(INPUT DATA begins)

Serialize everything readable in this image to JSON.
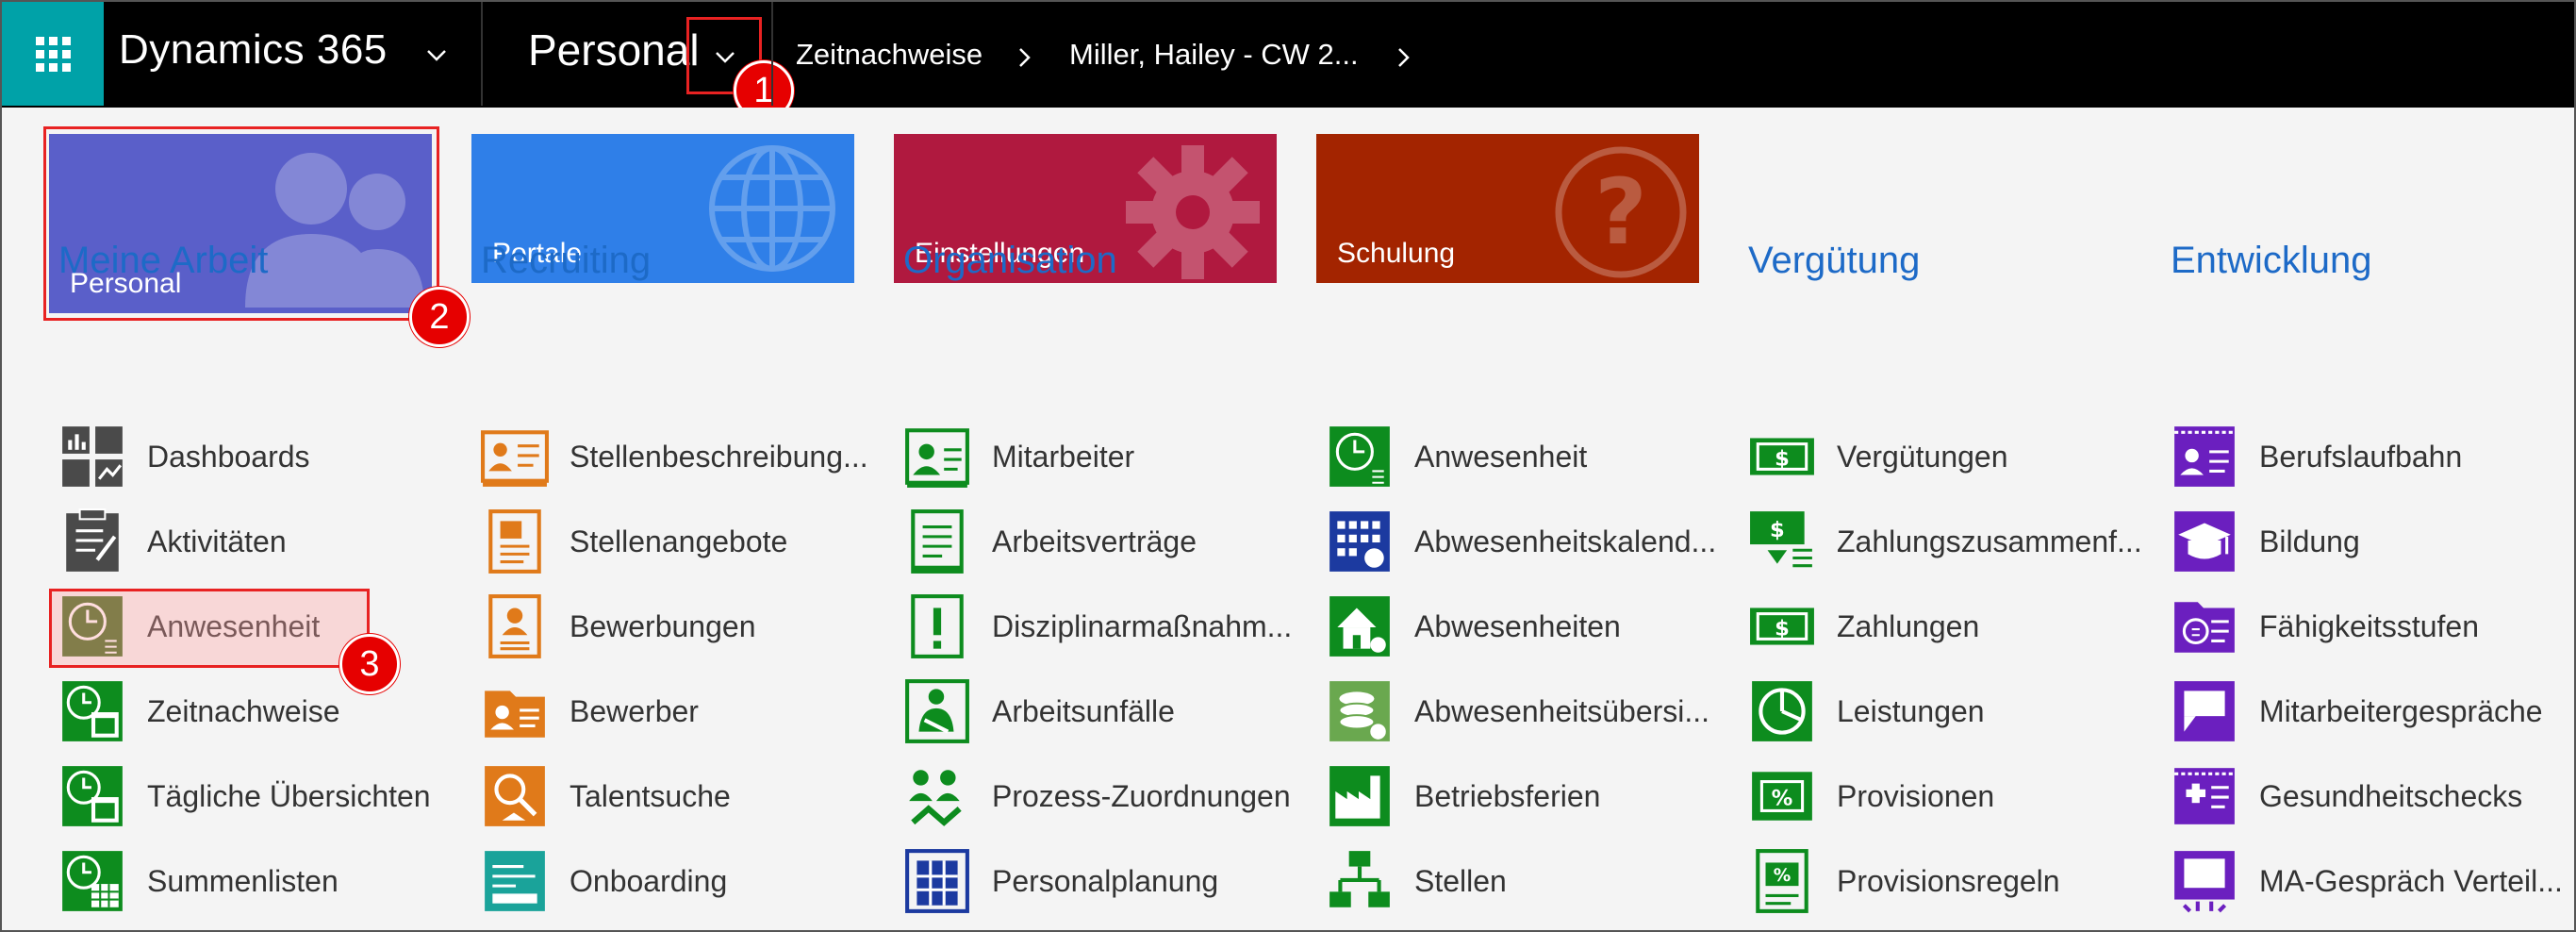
{
  "topbar": {
    "app_title": "Dynamics 365",
    "area_title": "Personal",
    "breadcrumb_1": "Zeitnachweise",
    "breadcrumb_2": "Miller, Hailey - CW 2..."
  },
  "callouts": {
    "one": "1",
    "two": "2",
    "three": "3"
  },
  "tiles": {
    "personal": "Personal",
    "portale": "Portale",
    "einstellungen": "Einstellungen",
    "schulung": "Schulung"
  },
  "groups": {
    "meine_arbeit": {
      "title": "Meine Arbeit",
      "items": [
        "Dashboards",
        "Aktivitäten",
        "Anwesenheit",
        "Zeitnachweise",
        "Tägliche Übersichten",
        "Summenlisten"
      ]
    },
    "recruiting": {
      "title": "Recruiting",
      "items": [
        "Stellenbeschreibung...",
        "Stellenangebote",
        "Bewerbungen",
        "Bewerber",
        "Talentsuche",
        "Onboarding"
      ]
    },
    "organisation": {
      "title": "Organisation",
      "items": [
        "Mitarbeiter",
        "Arbeitsverträge",
        "Disziplinarmaßnahm...",
        "Arbeitsunfälle",
        "Prozess-Zuordnungen",
        "Personalplanung"
      ]
    },
    "organisation2": {
      "items": [
        "Anwesenheit",
        "Abwesenheitskalend...",
        "Abwesenheiten",
        "Abwesenheitsübersi...",
        "Betriebsferien",
        "Stellen"
      ]
    },
    "verguetung": {
      "title": "Vergütung",
      "items": [
        "Vergütungen",
        "Zahlungszusammenf...",
        "Zahlungen",
        "Leistungen",
        "Provisionen",
        "Provisionsregeln"
      ]
    },
    "entwicklung": {
      "title": "Entwicklung",
      "items": [
        "Berufslaufbahn",
        "Bildung",
        "Fähigkeitsstufen",
        "Mitarbeitergespräche",
        "Gesundheitschecks",
        "MA-Gespräch Verteil..."
      ]
    }
  },
  "colors": {
    "accent_teal": "#00a2a8",
    "tile_personal": "#5a5fc9",
    "tile_portale": "#2f7fe8",
    "tile_einstellungen": "#b0193f",
    "tile_schulung": "#a32400",
    "heading_blue": "#1d6ac7",
    "icon_gray": "#4a4a4a",
    "icon_orange": "#e07a1a",
    "icon_green": "#0d8c1e",
    "icon_navy": "#1c3aa0",
    "icon_purple": "#6b1fbf",
    "callout_red": "#e60000"
  },
  "icons": {
    "meine_arbeit": [
      "dashboard-icon",
      "clipboard-icon",
      "clock-icon",
      "calendar-clock-icon",
      "calendar-clock-icon",
      "calendar-grid-icon"
    ],
    "recruiting": [
      "id-card-icon",
      "document-icon",
      "applicant-icon",
      "applicant-folder-icon",
      "search-person-icon",
      "onboarding-icon"
    ],
    "organisation": [
      "employee-card-icon",
      "contract-icon",
      "warning-icon",
      "injury-icon",
      "process-icon",
      "building-icon"
    ],
    "organisation2": [
      "clock-icon",
      "calendar-icon",
      "home-icon",
      "coins-icon",
      "factory-icon",
      "org-chart-icon"
    ],
    "verguetung": [
      "money-icon",
      "money-summary-icon",
      "money-icon",
      "pie-icon",
      "percent-icon",
      "percent-doc-icon"
    ],
    "entwicklung": [
      "career-icon",
      "graduation-icon",
      "skills-icon",
      "conversation-icon",
      "health-icon",
      "review-icon"
    ]
  }
}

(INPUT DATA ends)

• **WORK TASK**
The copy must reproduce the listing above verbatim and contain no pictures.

• **RESPONSE AREA**
Serialize everything readable in this image to JSON.
{
  "topbar": {
    "app_title": "Dynamics 365",
    "area_title": "Personal",
    "breadcrumb_1": "Zeitnachweise",
    "breadcrumb_2": "Miller, Hailey - CW 2..."
  },
  "callouts": {
    "one": "1",
    "two": "2",
    "three": "3"
  },
  "tiles": {
    "personal": "Personal",
    "portale": "Portale",
    "einstellungen": "Einstellungen",
    "schulung": "Schulung"
  },
  "groups": {
    "meine_arbeit": {
      "title": "Meine Arbeit",
      "items": [
        "Dashboards",
        "Aktivitäten",
        "Anwesenheit",
        "Zeitnachweise",
        "Tägliche Übersichten",
        "Summenlisten"
      ]
    },
    "recruiting": {
      "title": "Recruiting",
      "items": [
        "Stellenbeschreibung...",
        "Stellenangebote",
        "Bewerbungen",
        "Bewerber",
        "Talentsuche",
        "Onboarding"
      ]
    },
    "organisation": {
      "title": "Organisation",
      "items": [
        "Mitarbeiter",
        "Arbeitsverträge",
        "Disziplinarmaßnahm...",
        "Arbeitsunfälle",
        "Prozess-Zuordnungen",
        "Personalplanung"
      ]
    },
    "organisation2": {
      "items": [
        "Anwesenheit",
        "Abwesenheitskalend...",
        "Abwesenheiten",
        "Abwesenheitsübersi...",
        "Betriebsferien",
        "Stellen"
      ]
    },
    "verguetung": {
      "title": "Vergütung",
      "items": [
        "Vergütungen",
        "Zahlungszusammenf...",
        "Zahlungen",
        "Leistungen",
        "Provisionen",
        "Provisionsregeln"
      ]
    },
    "entwicklung": {
      "title": "Entwicklung",
      "items": [
        "Berufslaufbahn",
        "Bildung",
        "Fähigkeitsstufen",
        "Mitarbeitergespräche",
        "Gesundheitschecks",
        "MA-Gespräch Verteil..."
      ]
    }
  },
  "colors": {
    "accent_teal": "#00a2a8",
    "tile_personal": "#5a5fc9",
    "tile_portale": "#2f7fe8",
    "tile_einstellungen": "#b0193f",
    "tile_schulung": "#a32400",
    "heading_blue": "#1d6ac7",
    "icon_gray": "#4a4a4a",
    "icon_orange": "#e07a1a",
    "icon_green": "#0d8c1e",
    "icon_navy": "#1c3aa0",
    "icon_purple": "#6b1fbf",
    "callout_red": "#e60000"
  },
  "icons": {
    "meine_arbeit": [
      "dashboard-icon",
      "clipboard-icon",
      "clock-icon",
      "calendar-clock-icon",
      "calendar-clock-icon",
      "calendar-grid-icon"
    ],
    "recruiting": [
      "id-card-icon",
      "document-icon",
      "applicant-icon",
      "applicant-folder-icon",
      "search-person-icon",
      "onboarding-icon"
    ],
    "organisation": [
      "employee-card-icon",
      "contract-icon",
      "warning-icon",
      "injury-icon",
      "process-icon",
      "building-icon"
    ],
    "organisation2": [
      "clock-icon",
      "calendar-icon",
      "home-icon",
      "coins-icon",
      "factory-icon",
      "org-chart-icon"
    ],
    "verguetung": [
      "money-icon",
      "money-summary-icon",
      "money-icon",
      "pie-icon",
      "percent-icon",
      "percent-doc-icon"
    ],
    "entwicklung": [
      "career-icon",
      "graduation-icon",
      "skills-icon",
      "conversation-icon",
      "health-icon",
      "review-icon"
    ]
  }
}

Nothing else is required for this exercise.